- **Your objective**
Every line below that holds the string "deseja" must be copied.

- **Input**

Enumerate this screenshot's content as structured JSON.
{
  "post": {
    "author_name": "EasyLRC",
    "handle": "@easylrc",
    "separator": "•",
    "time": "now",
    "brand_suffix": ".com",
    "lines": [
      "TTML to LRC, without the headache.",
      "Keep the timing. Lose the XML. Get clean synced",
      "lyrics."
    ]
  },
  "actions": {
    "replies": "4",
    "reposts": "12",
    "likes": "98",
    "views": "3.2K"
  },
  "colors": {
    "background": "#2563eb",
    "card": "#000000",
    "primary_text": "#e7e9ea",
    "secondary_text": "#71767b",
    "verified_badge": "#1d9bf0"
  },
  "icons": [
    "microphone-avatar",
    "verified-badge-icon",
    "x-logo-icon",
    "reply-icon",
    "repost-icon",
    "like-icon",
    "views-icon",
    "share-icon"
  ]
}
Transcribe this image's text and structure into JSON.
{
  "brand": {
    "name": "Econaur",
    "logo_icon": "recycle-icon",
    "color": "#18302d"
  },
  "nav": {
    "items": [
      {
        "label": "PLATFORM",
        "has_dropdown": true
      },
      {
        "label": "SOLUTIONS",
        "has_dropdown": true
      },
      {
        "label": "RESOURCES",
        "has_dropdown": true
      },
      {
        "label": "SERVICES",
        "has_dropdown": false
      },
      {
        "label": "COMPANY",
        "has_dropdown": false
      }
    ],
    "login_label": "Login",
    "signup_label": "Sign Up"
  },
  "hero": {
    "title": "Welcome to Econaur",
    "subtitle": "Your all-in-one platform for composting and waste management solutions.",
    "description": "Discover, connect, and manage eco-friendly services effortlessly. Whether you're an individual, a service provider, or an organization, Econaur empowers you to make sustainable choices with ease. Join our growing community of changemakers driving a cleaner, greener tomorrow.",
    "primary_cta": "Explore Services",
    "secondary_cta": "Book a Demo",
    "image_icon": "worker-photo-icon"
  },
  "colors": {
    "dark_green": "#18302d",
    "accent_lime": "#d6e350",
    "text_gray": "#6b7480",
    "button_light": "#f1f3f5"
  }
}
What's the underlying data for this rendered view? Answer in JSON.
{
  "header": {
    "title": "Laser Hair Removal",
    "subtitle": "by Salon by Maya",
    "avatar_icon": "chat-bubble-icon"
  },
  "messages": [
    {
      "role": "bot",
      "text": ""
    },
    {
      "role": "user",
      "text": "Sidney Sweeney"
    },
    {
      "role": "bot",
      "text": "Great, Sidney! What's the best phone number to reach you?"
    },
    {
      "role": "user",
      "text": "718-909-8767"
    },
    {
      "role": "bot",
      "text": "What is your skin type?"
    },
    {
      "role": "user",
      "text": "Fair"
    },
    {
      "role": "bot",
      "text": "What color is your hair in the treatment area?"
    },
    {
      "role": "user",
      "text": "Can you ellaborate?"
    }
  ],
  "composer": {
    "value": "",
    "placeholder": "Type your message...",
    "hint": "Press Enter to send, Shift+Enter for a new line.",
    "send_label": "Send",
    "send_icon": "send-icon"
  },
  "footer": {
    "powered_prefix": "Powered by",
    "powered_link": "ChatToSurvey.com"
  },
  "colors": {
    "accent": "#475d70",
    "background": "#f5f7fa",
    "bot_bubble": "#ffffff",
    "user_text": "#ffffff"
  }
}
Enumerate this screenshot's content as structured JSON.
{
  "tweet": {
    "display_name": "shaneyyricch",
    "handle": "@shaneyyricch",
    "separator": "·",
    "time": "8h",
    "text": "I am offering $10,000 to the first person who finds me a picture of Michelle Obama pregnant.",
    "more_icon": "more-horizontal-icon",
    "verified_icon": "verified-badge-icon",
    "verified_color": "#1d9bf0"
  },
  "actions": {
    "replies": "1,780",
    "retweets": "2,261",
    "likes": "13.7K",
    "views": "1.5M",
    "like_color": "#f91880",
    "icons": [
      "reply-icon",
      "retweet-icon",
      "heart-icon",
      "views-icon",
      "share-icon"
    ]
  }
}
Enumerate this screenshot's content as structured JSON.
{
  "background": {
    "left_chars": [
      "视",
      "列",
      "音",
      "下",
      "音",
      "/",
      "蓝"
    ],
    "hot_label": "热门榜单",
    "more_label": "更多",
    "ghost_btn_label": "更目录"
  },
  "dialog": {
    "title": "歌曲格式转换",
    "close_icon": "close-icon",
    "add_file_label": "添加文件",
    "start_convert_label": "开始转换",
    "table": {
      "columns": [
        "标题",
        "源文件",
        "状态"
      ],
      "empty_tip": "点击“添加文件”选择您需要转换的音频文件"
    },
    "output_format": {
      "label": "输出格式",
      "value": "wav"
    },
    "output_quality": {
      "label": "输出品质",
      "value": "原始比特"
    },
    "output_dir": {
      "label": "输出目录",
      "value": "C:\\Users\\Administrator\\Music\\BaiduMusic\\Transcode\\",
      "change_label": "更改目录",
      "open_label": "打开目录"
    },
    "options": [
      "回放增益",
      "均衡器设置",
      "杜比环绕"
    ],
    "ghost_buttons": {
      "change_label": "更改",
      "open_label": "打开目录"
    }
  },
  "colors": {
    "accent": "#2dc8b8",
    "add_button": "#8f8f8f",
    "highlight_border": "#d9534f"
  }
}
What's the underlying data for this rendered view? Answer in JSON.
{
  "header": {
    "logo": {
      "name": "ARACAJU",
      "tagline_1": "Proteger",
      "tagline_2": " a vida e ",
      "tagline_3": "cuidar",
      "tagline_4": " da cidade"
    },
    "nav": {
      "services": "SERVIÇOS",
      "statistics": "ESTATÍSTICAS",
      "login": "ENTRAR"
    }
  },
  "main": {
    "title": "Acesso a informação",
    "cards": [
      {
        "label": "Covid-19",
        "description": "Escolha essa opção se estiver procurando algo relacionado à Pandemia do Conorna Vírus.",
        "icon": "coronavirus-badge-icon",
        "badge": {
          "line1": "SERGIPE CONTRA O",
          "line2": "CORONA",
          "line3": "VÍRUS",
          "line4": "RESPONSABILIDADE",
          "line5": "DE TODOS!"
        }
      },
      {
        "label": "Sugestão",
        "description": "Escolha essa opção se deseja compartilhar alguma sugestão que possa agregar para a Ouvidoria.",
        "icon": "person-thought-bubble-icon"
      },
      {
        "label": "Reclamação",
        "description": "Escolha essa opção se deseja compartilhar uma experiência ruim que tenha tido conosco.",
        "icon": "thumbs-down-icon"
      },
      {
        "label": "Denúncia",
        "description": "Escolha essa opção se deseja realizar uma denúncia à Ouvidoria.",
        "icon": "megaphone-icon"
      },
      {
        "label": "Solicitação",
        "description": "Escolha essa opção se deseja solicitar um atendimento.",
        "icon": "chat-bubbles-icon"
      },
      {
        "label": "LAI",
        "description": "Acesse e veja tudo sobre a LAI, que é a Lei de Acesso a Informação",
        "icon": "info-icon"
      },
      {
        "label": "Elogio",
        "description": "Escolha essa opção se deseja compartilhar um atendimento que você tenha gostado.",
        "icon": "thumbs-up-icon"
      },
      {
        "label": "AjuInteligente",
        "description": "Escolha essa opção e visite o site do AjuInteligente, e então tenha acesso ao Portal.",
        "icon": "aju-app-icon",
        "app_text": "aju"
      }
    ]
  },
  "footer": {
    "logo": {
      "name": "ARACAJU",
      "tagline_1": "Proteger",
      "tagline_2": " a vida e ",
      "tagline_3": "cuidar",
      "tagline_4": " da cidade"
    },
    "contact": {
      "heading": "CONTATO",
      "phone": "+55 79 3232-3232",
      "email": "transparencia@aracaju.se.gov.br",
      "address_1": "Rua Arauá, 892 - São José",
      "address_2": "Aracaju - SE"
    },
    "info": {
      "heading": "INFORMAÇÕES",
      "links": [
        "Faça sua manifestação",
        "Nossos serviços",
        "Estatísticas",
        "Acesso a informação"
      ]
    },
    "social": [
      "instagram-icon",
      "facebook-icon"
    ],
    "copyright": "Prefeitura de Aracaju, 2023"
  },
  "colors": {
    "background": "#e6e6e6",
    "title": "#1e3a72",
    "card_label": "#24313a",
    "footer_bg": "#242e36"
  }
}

- **Task output**
        "description": "Escolha essa opção se deseja compartilhar alguma sugestão que possa agregar para a Ouvidoria.",
        "description": "Escolha essa opção se deseja compartilhar uma experiência ruim que tenha tido conosco.",
        "description": "Escolha essa opção se deseja realizar uma denúncia à Ouvidoria.",
        "description": "Escolha essa opção se deseja solicitar um atendimento.",
        "description": "Escolha essa opção se deseja compartilhar um atendimento que você tenha gostado.",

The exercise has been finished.